━━ EXTRACTED INFORMATION ━━

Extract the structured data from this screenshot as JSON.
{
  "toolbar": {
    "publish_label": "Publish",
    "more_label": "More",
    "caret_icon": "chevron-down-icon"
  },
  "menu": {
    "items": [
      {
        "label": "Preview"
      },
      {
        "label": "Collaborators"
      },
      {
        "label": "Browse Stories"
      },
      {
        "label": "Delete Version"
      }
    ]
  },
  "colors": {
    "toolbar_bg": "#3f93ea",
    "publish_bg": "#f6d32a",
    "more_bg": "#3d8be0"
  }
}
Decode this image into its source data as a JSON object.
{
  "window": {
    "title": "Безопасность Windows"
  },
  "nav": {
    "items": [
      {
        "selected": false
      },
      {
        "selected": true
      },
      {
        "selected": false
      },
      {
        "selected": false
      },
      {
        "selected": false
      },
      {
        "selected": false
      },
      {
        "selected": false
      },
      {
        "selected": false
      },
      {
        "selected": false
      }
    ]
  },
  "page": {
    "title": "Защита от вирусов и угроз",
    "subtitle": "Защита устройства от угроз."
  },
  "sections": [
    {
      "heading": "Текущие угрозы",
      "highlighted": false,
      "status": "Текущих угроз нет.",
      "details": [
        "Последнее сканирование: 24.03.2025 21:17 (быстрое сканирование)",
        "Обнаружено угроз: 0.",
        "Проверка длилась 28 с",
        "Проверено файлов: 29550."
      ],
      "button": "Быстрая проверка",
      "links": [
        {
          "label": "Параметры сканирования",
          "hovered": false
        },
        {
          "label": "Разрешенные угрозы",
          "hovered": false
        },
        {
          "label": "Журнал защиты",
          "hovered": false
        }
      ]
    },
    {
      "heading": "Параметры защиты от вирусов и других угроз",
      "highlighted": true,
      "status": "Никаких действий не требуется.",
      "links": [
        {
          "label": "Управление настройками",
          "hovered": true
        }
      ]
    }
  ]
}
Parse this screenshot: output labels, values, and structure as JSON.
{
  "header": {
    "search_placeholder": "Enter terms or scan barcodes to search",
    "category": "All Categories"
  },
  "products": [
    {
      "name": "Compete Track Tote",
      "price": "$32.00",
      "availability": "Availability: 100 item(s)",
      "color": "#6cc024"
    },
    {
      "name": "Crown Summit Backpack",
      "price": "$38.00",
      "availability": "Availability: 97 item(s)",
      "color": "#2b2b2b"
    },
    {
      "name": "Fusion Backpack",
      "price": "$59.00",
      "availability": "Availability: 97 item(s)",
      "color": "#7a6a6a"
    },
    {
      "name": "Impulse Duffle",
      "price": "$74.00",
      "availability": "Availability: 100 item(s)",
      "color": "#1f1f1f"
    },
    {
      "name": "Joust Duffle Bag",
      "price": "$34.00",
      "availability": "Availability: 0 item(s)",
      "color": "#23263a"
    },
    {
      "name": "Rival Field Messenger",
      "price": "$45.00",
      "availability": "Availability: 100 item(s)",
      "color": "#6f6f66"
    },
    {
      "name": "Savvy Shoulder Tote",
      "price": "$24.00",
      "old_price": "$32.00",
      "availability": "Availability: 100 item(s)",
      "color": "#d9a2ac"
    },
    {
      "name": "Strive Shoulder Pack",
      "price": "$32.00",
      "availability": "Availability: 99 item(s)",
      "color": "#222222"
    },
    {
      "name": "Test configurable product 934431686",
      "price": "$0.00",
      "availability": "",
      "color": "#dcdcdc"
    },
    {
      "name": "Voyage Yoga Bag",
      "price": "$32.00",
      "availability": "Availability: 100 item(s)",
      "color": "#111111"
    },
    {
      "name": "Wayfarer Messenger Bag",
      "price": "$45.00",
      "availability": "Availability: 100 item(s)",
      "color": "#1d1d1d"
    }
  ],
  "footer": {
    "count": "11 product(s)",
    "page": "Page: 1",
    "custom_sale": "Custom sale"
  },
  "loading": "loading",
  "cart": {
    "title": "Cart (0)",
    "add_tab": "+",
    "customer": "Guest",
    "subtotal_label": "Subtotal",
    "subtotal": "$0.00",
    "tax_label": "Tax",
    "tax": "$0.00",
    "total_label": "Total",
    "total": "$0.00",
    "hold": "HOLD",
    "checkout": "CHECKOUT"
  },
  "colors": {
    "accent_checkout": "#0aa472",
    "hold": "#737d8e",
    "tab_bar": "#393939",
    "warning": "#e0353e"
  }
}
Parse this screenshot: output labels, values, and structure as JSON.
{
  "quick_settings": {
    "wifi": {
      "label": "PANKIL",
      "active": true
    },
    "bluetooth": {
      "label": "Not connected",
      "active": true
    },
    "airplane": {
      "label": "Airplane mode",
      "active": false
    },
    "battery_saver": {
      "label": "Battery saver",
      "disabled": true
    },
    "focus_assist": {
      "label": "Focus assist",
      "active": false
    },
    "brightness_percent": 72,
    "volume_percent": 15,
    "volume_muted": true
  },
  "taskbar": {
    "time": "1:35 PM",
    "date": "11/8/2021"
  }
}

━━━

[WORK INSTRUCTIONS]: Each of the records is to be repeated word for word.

[EXERCISE SOLUTION]:
Extract the structured data from this screenshot as JSON.
{
  "toolbar": {
    "publish_label": "Publish",
    "more_label": "More",
    "caret_icon": "chevron-down-icon"
  },
  "menu": {
    "items": [
      {
        "label": "Preview"
      },
      {
        "label": "Collaborators"
      },
      {
        "label": "Browse Stories"
      },
      {
        "label": "Delete Version"
      }
    ]
  },
  "colors": {
    "toolbar_bg": "#3f93ea",
    "publish_bg": "#f6d32a",
    "more_bg": "#3d8be0"
  }
}
Decode this image into its source data as a JSON object.
{
  "window": {
    "title": "Безопасность Windows"
  },
  "nav": {
    "items": [
      {
        "selected": false
      },
      {
        "selected": true
      },
      {
        "selected": false
      },
      {
        "selected": false
      },
      {
        "selected": false
      },
      {
        "selected": false
      },
      {
        "selected": false
      },
      {
        "selected": false
      },
      {
        "selected": false
      }
    ]
  },
  "page": {
    "title": "Защита от вирусов и угроз",
    "subtitle": "Защита устройства от угроз."
  },
  "sections": [
    {
      "heading": "Текущие угрозы",
      "highlighted": false,
      "status": "Текущих угроз нет.",
      "details": [
        "Последнее сканирование: 24.03.2025 21:17 (быстрое сканирование)",
        "Обнаружено угроз: 0.",
        "Проверка длилась 28 с",
        "Проверено файлов: 29550."
      ],
      "button": "Быстрая проверка",
      "links": [
        {
          "label": "Параметры сканирования",
          "hovered": false
        },
        {
          "label": "Разрешенные угрозы",
          "hovered": false
        },
        {
          "label": "Журнал защиты",
          "hovered": false
        }
      ]
    },
    {
      "heading": "Параметры защиты от вирусов и других угроз",
      "highlighted": true,
      "status": "Никаких действий не требуется.",
      "links": [
        {
          "label": "Управление настройками",
          "hovered": true
        }
      ]
    }
  ]
}
Parse this screenshot: output labels, values, and structure as JSON.
{
  "header": {
    "search_placeholder": "Enter terms or scan barcodes to search",
    "category": "All Categories"
  },
  "products": [
    {
      "name": "Compete Track Tote",
      "price": "$32.00",
      "availability": "Availability: 100 item(s)",
      "color": "#6cc024"
    },
    {
      "name": "Crown Summit Backpack",
      "price": "$38.00",
      "availability": "Availability: 97 item(s)",
      "color": "#2b2b2b"
    },
    {
      "name": "Fusion Backpack",
      "price": "$59.00",
      "availability": "Availability: 97 item(s)",
      "color": "#7a6a6a"
    },
    {
      "name": "Impulse Duffle",
      "price": "$74.00",
      "availability": "Availability: 100 item(s)",
      "color": "#1f1f1f"
    },
    {
      "name": "Joust Duffle Bag",
      "price": "$34.00",
      "availability": "Availability: 0 item(s)",
      "color": "#23263a"
    },
    {
      "name": "Rival Field Messenger",
      "price": "$45.00",
      "availability": "Availability: 100 item(s)",
      "color": "#6f6f66"
    },
    {
      "name": "Savvy Shoulder Tote",
      "price": "$24.00",
      "old_price": "$32.00",
      "availability": "Availability: 100 item(s)",
      "color": "#d9a2ac"
    },
    {
      "name": "Strive Shoulder Pack",
      "price": "$32.00",
      "availability": "Availability: 99 item(s)",
      "color": "#222222"
    },
    {
      "name": "Test configurable product 934431686",
      "price": "$0.00",
      "availability": "",
      "color": "#dcdcdc"
    },
    {
      "name": "Voyage Yoga Bag",
      "price": "$32.00",
      "availability": "Availability: 100 item(s)",
      "color": "#111111"
    },
    {
      "name": "Wayfarer Messenger Bag",
      "price": "$45.00",
      "availability": "Availability: 100 item(s)",
      "color": "#1d1d1d"
    }
  ],
  "footer": {
    "count": "11 product(s)",
    "page": "Page: 1",
    "custom_sale": "Custom sale"
  },
  "loading": "loading",
  "cart": {
    "title": "Cart (0)",
    "add_tab": "+",
    "customer": "Guest",
    "subtotal_label": "Subtotal",
    "subtotal": "$0.00",
    "tax_label": "Tax",
    "tax": "$0.00",
    "total_label": "Total",
    "total": "$0.00",
    "hold": "HOLD",
    "checkout": "CHECKOUT"
  },
  "colors": {
    "accent_checkout": "#0aa472",
    "hold": "#737d8e",
    "tab_bar": "#393939",
    "warning": "#e0353e"
  }
}
Parse this screenshot: output labels, values, and structure as JSON.
{
  "quick_settings": {
    "wifi": {
      "label": "PANKIL",
      "active": true
    },
    "bluetooth": {
      "label": "Not connected",
      "active": true
    },
    "airplane": {
      "label": "Airplane mode",
      "active": false
    },
    "battery_saver": {
      "label": "Battery saver",
      "disabled": true
    },
    "focus_assist": {
      "label": "Focus assist",
      "active": false
    },
    "brightness_percent": 72,
    "volume_percent": 15,
    "volume_muted": true
  },
  "taskbar": {
    "time": "1:35 PM",
    "date": "11/8/2021"
  }
}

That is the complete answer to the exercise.